- I lean towards stuff I’m comfortable with or already good at.
- Programming my own stuff means I not only have to do it, but I also have to think it up.
This is like a reverse habit trigger. Instead of forcing me to do the habit. It’s an unnecessary obstacle in the way.
Again, this wasn’t 100% of the time, but having to program your own workout is just another weight on the “just do something else” side of the coin rather than the “suck it up and make it happen.”
I Started Showing Up For Classes
This surprised me. I don’t think of myself as a ‘class’ guy – they bring to mind scenes like this:
That said, this was helpful.
I workout at a performance gym in Austin. Think of it like a Crossfit gym minus the Crossfit®. 🙂
But the classes give me a focus. When I walk in, I don’t really socialize, I don’t chit-chat. I don’t bring my phone. talk.
When I show up – it’s time to do work and not focus on the external bullsht. A chance to turn off my brain for at least an hour / day and put my body to work.
For those worried about working out in a pandemic: It’s 15,000 sq ft and I’m about as far away from other people as you can get in a gym.
An added benefit of the classes is that the programming has a whole bunch of things I don’t like and am bad at. In fact, I think they’re programming all front squats to laugh at me. It’s good for me even if I don’t like it.

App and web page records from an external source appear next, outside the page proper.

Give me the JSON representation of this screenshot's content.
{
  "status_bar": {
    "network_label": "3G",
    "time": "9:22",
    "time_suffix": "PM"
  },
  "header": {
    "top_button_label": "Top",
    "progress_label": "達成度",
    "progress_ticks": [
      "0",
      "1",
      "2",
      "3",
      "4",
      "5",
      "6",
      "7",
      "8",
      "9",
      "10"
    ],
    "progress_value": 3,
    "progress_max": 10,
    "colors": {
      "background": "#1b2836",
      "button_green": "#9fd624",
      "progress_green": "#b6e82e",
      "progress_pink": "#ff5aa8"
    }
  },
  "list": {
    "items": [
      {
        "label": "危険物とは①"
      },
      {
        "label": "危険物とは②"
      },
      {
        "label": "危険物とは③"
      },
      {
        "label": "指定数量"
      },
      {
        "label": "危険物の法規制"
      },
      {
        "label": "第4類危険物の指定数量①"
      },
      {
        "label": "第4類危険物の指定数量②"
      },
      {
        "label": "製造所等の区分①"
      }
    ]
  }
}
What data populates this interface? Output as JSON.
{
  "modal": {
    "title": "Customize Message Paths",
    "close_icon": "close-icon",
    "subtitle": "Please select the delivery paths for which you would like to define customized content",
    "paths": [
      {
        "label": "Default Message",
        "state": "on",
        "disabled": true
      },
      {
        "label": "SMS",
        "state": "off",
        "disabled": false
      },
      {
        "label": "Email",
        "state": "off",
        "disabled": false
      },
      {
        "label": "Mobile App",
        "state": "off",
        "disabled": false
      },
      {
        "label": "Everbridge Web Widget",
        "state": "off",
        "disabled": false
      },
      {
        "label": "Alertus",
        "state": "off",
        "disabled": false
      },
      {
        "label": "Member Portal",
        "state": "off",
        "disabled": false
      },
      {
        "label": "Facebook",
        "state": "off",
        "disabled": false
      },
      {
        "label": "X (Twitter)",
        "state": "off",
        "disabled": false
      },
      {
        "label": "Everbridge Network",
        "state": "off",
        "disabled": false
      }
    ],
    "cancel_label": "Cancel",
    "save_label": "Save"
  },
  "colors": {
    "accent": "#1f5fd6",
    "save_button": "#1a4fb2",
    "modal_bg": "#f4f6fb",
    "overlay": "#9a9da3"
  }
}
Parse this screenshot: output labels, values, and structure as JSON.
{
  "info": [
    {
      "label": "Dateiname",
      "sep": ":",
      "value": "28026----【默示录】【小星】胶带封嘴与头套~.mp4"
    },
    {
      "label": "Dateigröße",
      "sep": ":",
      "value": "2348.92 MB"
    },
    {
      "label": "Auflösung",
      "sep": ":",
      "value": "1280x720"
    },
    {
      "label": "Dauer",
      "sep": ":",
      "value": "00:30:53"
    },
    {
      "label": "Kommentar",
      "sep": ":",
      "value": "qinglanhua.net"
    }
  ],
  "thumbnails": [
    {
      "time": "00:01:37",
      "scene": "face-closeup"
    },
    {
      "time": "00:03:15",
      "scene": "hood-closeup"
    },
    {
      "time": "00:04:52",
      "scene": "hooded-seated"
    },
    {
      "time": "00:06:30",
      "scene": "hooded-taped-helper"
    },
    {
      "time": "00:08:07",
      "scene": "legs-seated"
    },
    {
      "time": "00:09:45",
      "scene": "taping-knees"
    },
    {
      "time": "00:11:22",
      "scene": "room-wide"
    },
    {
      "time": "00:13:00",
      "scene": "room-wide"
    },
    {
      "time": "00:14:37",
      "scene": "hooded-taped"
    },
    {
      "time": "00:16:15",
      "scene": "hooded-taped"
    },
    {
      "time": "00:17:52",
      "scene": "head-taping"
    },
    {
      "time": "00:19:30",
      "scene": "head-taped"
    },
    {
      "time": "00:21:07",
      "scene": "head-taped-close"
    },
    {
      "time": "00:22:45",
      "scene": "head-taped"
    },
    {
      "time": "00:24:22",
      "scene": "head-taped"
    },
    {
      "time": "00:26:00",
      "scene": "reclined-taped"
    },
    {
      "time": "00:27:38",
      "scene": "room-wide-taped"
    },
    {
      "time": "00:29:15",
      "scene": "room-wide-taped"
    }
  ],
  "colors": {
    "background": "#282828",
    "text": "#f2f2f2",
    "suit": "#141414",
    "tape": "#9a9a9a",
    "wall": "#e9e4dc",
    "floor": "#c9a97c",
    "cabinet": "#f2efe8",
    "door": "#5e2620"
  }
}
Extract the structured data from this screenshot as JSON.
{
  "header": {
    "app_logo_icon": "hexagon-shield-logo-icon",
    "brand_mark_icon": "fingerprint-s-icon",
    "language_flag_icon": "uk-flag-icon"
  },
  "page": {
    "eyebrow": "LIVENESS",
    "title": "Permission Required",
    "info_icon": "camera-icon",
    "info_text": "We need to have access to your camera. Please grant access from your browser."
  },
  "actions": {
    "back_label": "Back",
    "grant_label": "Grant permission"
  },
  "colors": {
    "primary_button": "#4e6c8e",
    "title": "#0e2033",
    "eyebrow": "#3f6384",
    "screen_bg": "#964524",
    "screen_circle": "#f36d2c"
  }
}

Showing up for a class means I have even more reason to 1) put it on my schedule 2) be accountable to a coach (burpees if you’re late) and 3) focus on just doing the work rather than messing around and turning a training session into twice as long and half as effective as it needs to be.
I still sneak into open gyms when I can (15,000ft of Open Space to myself is pretty dope), but classes keep me honest.
How to be more consistent
Okay – so you made it this far. This is about the time that I’ll get an email back saying “but I don’t like to workout.”
It makes you a better person and you learn things from pushing yourself that you can never learn by reading a blog post.
That said – even if your main priority isn’t a workout – you can take this and apply it to damn near everything.
- Get a plan.
- Make explicit time for it.
- Be accountable.
That’s it. That’s the strategy.
Now stop making excuses. Go find something on your impossible list and do it.